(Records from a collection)
○ ○ ○ ○ ○ ○ ○
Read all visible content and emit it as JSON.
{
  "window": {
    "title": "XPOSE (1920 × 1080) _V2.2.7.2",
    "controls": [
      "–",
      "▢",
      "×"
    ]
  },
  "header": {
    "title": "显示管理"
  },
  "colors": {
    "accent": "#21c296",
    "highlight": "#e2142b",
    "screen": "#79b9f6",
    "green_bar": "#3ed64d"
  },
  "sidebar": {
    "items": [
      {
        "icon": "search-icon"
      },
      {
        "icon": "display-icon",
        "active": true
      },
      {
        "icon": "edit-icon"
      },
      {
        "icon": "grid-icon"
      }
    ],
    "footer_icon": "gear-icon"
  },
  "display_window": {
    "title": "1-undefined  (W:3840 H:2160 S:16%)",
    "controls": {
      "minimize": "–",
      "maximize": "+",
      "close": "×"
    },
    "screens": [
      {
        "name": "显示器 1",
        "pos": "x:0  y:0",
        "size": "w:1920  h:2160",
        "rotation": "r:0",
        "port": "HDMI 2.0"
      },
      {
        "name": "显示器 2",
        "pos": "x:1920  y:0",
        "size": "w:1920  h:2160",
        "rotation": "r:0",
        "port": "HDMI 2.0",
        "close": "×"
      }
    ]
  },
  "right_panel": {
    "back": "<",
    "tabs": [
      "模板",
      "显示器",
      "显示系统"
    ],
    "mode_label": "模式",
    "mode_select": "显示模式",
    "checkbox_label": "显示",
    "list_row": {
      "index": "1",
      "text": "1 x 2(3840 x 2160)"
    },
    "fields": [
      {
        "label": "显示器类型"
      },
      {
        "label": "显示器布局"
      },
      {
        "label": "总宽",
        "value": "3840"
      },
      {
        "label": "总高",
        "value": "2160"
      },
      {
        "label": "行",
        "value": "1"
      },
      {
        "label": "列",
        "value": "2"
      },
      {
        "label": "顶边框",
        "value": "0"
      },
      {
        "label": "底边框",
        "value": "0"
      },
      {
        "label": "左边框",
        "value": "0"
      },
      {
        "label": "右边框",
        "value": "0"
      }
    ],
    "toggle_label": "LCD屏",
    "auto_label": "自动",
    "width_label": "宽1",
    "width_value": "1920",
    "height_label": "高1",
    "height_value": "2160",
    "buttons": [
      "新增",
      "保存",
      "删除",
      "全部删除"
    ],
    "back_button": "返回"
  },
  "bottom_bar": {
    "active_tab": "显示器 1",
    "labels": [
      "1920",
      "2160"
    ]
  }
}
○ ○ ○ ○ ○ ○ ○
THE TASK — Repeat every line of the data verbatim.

EXERCISE OUTPUT —
Read all visible content and emit it as JSON.
{
  "window": {
    "title": "XPOSE (1920 × 1080) _V2.2.7.2",
    "controls": [
      "–",
      "▢",
      "×"
    ]
  },
  "header": {
    "title": "显示管理"
  },
  "colors": {
    "accent": "#21c296",
    "highlight": "#e2142b",
    "screen": "#79b9f6",
    "green_bar": "#3ed64d"
  },
  "sidebar": {
    "items": [
      {
        "icon": "search-icon"
      },
      {
        "icon": "display-icon",
        "active": true
      },
      {
        "icon": "edit-icon"
      },
      {
        "icon": "grid-icon"
      }
    ],
    "footer_icon": "gear-icon"
  },
  "display_window": {
    "title": "1-undefined  (W:3840 H:2160 S:16%)",
    "controls": {
      "minimize": "–",
      "maximize": "+",
      "close": "×"
    },
    "screens": [
      {
        "name": "显示器 1",
        "pos": "x:0  y:0",
        "size": "w:1920  h:2160",
        "rotation": "r:0",
        "port": "HDMI 2.0"
      },
      {
        "name": "显示器 2",
        "pos": "x:1920  y:0",
        "size": "w:1920  h:2160",
        "rotation": "r:0",
        "port": "HDMI 2.0",
        "close": "×"
      }
    ]
  },
  "right_panel": {
    "back": "<",
    "tabs": [
      "模板",
      "显示器",
      "显示系统"
    ],
    "mode_label": "模式",
    "mode_select": "显示模式",
    "checkbox_label": "显示",
    "list_row": {
      "index": "1",
      "text": "1 x 2(3840 x 2160)"
    },
    "fields": [
      {
        "label": "显示器类型"
      },
      {
        "label": "显示器布局"
      },
      {
        "label": "总宽",
        "value": "3840"
      },
      {
        "label": "总高",
        "value": "2160"
      },
      {
        "label": "行",
        "value": "1"
      },
      {
        "label": "列",
        "value": "2"
      },
      {
        "label": "顶边框",
        "value": "0"
      },
      {
        "label": "底边框",
        "value": "0"
      },
      {
        "label": "左边框",
        "value": "0"
      },
      {
        "label": "右边框",
        "value": "0"
      }
    ],
    "toggle_label": "LCD屏",
    "auto_label": "自动",
    "width_label": "宽1",
    "width_value": "1920",
    "height_label": "高1",
    "height_value": "2160",
    "buttons": [
      "新增",
      "保存",
      "删除",
      "全部删除"
    ],
    "back_button": "返回"
  },
  "bottom_bar": {
    "active_tab": "显示器 1",
    "labels": [
      "1920",
      "2160"
    ]
  }
}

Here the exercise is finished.